- 13. Ali BA, Huang TH, Xie QD (2005) Detection and expression of hepatitis B virus X gene in one and two-cell embryos from golden hamster oocytes in vitro fertilized with human spermatozoa carrying HBV DNA. Mol Reprod Dev 70: 30–36.
- 14. Lang ZW, Meng X, Xiao GL (1993) Distribution of HBV in the testis of CHB patients Chinese Medical Journal. 73: 329–331.
- 15. Ye F, Yue Y, Li S, Chen T, Bai G, et al. (2006) Presence of HBsAg, HBcAg, and HBV DNA in ovary and ovum of the patients with chronic hepatitis B virus infection. Am J Obstet Gynecol 194: 387–392.

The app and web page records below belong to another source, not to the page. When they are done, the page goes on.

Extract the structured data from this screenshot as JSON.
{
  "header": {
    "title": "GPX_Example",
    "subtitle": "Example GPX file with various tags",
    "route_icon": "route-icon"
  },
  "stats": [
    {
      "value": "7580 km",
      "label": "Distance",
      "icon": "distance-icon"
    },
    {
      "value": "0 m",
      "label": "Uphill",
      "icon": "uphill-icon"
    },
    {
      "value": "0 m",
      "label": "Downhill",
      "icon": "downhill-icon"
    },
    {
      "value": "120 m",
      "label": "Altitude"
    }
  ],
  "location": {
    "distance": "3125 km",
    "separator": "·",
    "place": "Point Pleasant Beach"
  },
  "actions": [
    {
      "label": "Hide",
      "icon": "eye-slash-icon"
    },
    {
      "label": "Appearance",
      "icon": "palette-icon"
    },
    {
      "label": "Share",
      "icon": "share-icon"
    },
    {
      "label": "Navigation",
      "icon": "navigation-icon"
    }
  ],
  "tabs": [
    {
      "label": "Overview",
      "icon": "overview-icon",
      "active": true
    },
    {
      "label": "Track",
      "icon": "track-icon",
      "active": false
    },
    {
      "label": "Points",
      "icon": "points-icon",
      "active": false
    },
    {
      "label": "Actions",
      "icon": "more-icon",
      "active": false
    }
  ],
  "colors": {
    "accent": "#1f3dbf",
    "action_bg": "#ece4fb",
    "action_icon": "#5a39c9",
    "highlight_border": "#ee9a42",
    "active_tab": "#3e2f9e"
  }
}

- 16. Ye F, Yue YF, Li SH, Chen TY, Zhang SL, et al. (2005) Expression of HBsAg and HBcAg in the ovaries and ova of patients with chronic hepatitis B. World J Gastroenterol. 11: 5718–5720.
- 17. Chen LZ, Fan XG, Gao JM (2005) Detection of HBsAg, HBcAg, and HBV DNA in ovarian tissues from patients with HBV infection. World J Gastroenterol 11: 5565–5567.
- 18. Lou H, Ding W, Dong M, Zhu Y, Zhou C, et al. (2010) The presence of hepatitis B surface antigen in the ova of pregnant women and its relationship with intra-uterine infection by hepatitis B virus. J Int Med Res 38: 214–219.
- 19. Yang CY, Su XS (2000) Distribution of HBV antigens in extrahepatic organs. Chinese Journal of Hepatology 8: 124–128.
- 20. Lin CY (1993) Hepatitis B virus deoxyribonucleic acid in kidney cells probably leading to viral pathogenesis among hepatitis B virus associated membranous nephropathy patients. Nephron 63: 58–64.
- 21. Han SH (2004) Extrahepatic manifestations of chronic hepatitis B. Clin Liver Dis. 8: 403–418.
- 22. Amarapurkar DN, Amarapurkar AD (2002) Extrahepatic manifestations of viral hepatitis. Ann Hepatol 1: 192–195.
- 23. Ursell PC, Habib A, Sharma P, Mesa-Tejada R, Lefkowitch JH, et al. (1984) Hepatitis B virus and myocarditis. Hum Pathol 15: 481–484.
- 24. Huang J, Deng Q, Wang Q, Li KY, Dai JH, et al. (2012) Exome sequencing of hepatitis B virus-associated hepatocellular carcinoma. Nat Genet 44: 1117–1121.